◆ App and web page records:

§

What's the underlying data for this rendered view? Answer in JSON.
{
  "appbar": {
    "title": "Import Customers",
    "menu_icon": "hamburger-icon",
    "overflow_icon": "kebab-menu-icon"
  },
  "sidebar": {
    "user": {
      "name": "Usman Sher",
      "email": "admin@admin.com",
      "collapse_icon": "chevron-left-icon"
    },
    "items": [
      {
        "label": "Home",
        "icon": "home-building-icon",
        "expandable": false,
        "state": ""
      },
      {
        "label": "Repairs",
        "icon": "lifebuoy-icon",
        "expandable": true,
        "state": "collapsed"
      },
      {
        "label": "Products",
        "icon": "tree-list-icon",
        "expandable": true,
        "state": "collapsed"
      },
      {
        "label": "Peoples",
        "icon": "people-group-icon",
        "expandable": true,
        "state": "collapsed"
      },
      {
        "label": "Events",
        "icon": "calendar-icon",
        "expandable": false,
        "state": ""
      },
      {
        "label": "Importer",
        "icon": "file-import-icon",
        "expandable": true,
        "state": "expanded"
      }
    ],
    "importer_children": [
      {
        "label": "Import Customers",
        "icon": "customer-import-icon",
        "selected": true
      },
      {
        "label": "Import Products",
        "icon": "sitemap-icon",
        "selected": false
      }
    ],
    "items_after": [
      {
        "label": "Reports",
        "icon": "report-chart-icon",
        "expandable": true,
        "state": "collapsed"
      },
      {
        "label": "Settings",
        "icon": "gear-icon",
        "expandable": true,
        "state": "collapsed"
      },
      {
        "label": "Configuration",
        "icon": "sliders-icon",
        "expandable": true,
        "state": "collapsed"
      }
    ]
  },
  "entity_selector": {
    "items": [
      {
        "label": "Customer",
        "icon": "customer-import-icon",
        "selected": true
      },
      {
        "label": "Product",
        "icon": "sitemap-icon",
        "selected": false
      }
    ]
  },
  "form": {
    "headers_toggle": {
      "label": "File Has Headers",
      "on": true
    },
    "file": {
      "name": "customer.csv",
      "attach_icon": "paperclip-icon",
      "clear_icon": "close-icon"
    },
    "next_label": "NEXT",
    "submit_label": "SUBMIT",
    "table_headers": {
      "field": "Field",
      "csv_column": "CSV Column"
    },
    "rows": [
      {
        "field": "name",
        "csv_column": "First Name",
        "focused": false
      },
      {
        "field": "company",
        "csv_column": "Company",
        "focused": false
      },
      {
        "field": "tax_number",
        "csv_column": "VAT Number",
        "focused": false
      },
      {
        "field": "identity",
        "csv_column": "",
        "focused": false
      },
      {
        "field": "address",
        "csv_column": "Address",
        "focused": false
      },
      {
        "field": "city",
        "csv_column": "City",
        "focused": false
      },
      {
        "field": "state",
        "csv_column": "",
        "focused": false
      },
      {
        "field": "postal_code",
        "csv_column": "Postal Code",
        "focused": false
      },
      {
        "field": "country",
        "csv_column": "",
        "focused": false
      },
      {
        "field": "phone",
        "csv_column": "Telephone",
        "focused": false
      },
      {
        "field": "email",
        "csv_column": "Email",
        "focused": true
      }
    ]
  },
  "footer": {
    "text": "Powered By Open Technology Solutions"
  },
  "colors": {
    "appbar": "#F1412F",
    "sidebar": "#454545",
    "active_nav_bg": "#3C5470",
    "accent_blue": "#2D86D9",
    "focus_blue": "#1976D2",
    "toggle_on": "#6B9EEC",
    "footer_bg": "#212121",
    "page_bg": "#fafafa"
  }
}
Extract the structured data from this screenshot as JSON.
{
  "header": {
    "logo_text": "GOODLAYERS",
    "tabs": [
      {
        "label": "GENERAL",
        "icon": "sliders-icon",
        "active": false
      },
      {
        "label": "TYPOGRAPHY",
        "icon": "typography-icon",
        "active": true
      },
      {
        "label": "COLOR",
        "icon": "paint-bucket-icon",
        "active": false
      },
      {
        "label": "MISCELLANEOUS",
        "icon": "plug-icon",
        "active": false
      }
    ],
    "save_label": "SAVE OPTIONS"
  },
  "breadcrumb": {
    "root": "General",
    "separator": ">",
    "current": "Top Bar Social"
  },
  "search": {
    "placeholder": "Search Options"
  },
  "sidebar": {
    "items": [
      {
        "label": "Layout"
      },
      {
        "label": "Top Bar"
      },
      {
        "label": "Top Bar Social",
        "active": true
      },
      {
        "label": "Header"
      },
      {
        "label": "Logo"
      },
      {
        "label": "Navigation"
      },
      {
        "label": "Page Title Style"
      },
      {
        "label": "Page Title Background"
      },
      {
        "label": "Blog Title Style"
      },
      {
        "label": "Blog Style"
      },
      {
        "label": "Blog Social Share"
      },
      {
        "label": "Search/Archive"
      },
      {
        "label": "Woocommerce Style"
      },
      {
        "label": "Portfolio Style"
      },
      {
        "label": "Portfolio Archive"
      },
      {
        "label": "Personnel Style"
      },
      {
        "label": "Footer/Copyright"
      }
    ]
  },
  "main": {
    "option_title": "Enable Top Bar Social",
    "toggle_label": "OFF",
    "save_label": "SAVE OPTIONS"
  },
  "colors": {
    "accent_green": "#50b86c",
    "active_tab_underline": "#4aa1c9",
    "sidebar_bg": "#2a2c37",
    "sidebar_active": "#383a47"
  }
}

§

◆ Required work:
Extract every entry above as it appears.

◆ Written answer:
What's the underlying data for this rendered view? Answer in JSON.
{
  "appbar": {
    "title": "Import Customers",
    "menu_icon": "hamburger-icon",
    "overflow_icon": "kebab-menu-icon"
  },
  "sidebar": {
    "user": {
      "name": "Usman Sher",
      "email": "admin@admin.com",
      "collapse_icon": "chevron-left-icon"
    },
    "items": [
      {
        "label": "Home",
        "icon": "home-building-icon",
        "expandable": false,
        "state": ""
      },
      {
        "label": "Repairs",
        "icon": "lifebuoy-icon",
        "expandable": true,
        "state": "collapsed"
      },
      {
        "label": "Products",
        "icon": "tree-list-icon",
        "expandable": true,
        "state": "collapsed"
      },
      {
        "label": "Peoples",
        "icon": "people-group-icon",
        "expandable": true,
        "state": "collapsed"
      },
      {
        "label": "Events",
        "icon": "calendar-icon",
        "expandable": false,
        "state": ""
      },
      {
        "label": "Importer",
        "icon": "file-import-icon",
        "expandable": true,
        "state": "expanded"
      }
    ],
    "importer_children": [
      {
        "label": "Import Customers",
        "icon": "customer-import-icon",
        "selected": true
      },
      {
        "label": "Import Products",
        "icon": "sitemap-icon",
        "selected": false
      }
    ],
    "items_after": [
      {
        "label": "Reports",
        "icon": "report-chart-icon",
        "expandable": true,
        "state": "collapsed"
      },
      {
        "label": "Settings",
        "icon": "gear-icon",
        "expandable": true,
        "state": "collapsed"
      },
      {
        "label": "Configuration",
        "icon": "sliders-icon",
        "expandable": true,
        "state": "collapsed"
      }
    ]
  },
  "entity_selector": {
    "items": [
      {
        "label": "Customer",
        "icon": "customer-import-icon",
        "selected": true
      },
      {
        "label": "Product",
        "icon": "sitemap-icon",
        "selected": false
      }
    ]
  },
  "form": {
    "headers_toggle": {
      "label": "File Has Headers",
      "on": true
    },
    "file": {
      "name": "customer.csv",
      "attach_icon": "paperclip-icon",
      "clear_icon": "close-icon"
    },
    "next_label": "NEXT",
    "submit_label": "SUBMIT",
    "table_headers": {
      "field": "Field",
      "csv_column": "CSV Column"
    },
    "rows": [
      {
        "field": "name",
        "csv_column": "First Name",
        "focused": false
      },
      {
        "field": "company",
        "csv_column": "Company",
        "focused": false
      },
      {
        "field": "tax_number",
        "csv_column": "VAT Number",
        "focused": false
      },
      {
        "field": "identity",
        "csv_column": "",
        "focused": false
      },
      {
        "field": "address",
        "csv_column": "Address",
        "focused": false
      },
      {
        "field": "city",
        "csv_column": "City",
        "focused": false
      },
      {
        "field": "state",
        "csv_column": "",
        "focused": false
      },
      {
        "field": "postal_code",
        "csv_column": "Postal Code",
        "focused": false
      },
      {
        "field": "country",
        "csv_column": "",
        "focused": false
      },
      {
        "field": "phone",
        "csv_column": "Telephone",
        "focused": false
      },
      {
        "field": "email",
        "csv_column": "Email",
        "focused": true
      }
    ]
  },
  "footer": {
    "text": "Powered By Open Technology Solutions"
  },
  "colors": {
    "appbar": "#F1412F",
    "sidebar": "#454545",
    "active_nav_bg": "#3C5470",
    "accent_blue": "#2D86D9",
    "focus_blue": "#1976D2",
    "toggle_on": "#6B9EEC",
    "footer_bg": "#212121",
    "page_bg": "#fafafa"
  }
}
Extract the structured data from this screenshot as JSON.
{
  "header": {
    "logo_text": "GOODLAYERS",
    "tabs": [
      {
        "label": "GENERAL",
        "icon": "sliders-icon",
        "active": false
      },
      {
        "label": "TYPOGRAPHY",
        "icon": "typography-icon",
        "active": true
      },
      {
        "label": "COLOR",
        "icon": "paint-bucket-icon",
        "active": false
      },
      {
        "label": "MISCELLANEOUS",
        "icon": "plug-icon",
        "active": false
      }
    ],
    "save_label": "SAVE OPTIONS"
  },
  "breadcrumb": {
    "root": "General",
    "separator": ">",
    "current": "Top Bar Social"
  },
  "search": {
    "placeholder": "Search Options"
  },
  "sidebar": {
    "items": [
      {
        "label": "Layout"
      },
      {
        "label": "Top Bar"
      },
      {
        "label": "Top Bar Social",
        "active": true
      },
      {
        "label": "Header"
      },
      {
        "label": "Logo"
      },
      {
        "label": "Navigation"
      },
      {
        "label": "Page Title Style"
      },
      {
        "label": "Page Title Background"
      },
      {
        "label": "Blog Title Style"
      },
      {
        "label": "Blog Style"
      },
      {
        "label": "Blog Social Share"
      },
      {
        "label": "Search/Archive"
      },
      {
        "label": "Woocommerce Style"
      },
      {
        "label": "Portfolio Style"
      },
      {
        "label": "Portfolio Archive"
      },
      {
        "label": "Personnel Style"
      },
      {
        "label": "Footer/Copyright"
      }
    ]
  },
  "main": {
    "option_title": "Enable Top Bar Social",
    "toggle_label": "OFF",
    "save_label": "SAVE OPTIONS"
  },
  "colors": {
    "accent_green": "#50b86c",
    "active_tab_underline": "#4aa1c9",
    "sidebar_bg": "#2a2c37",
    "sidebar_active": "#383a47"
  }
}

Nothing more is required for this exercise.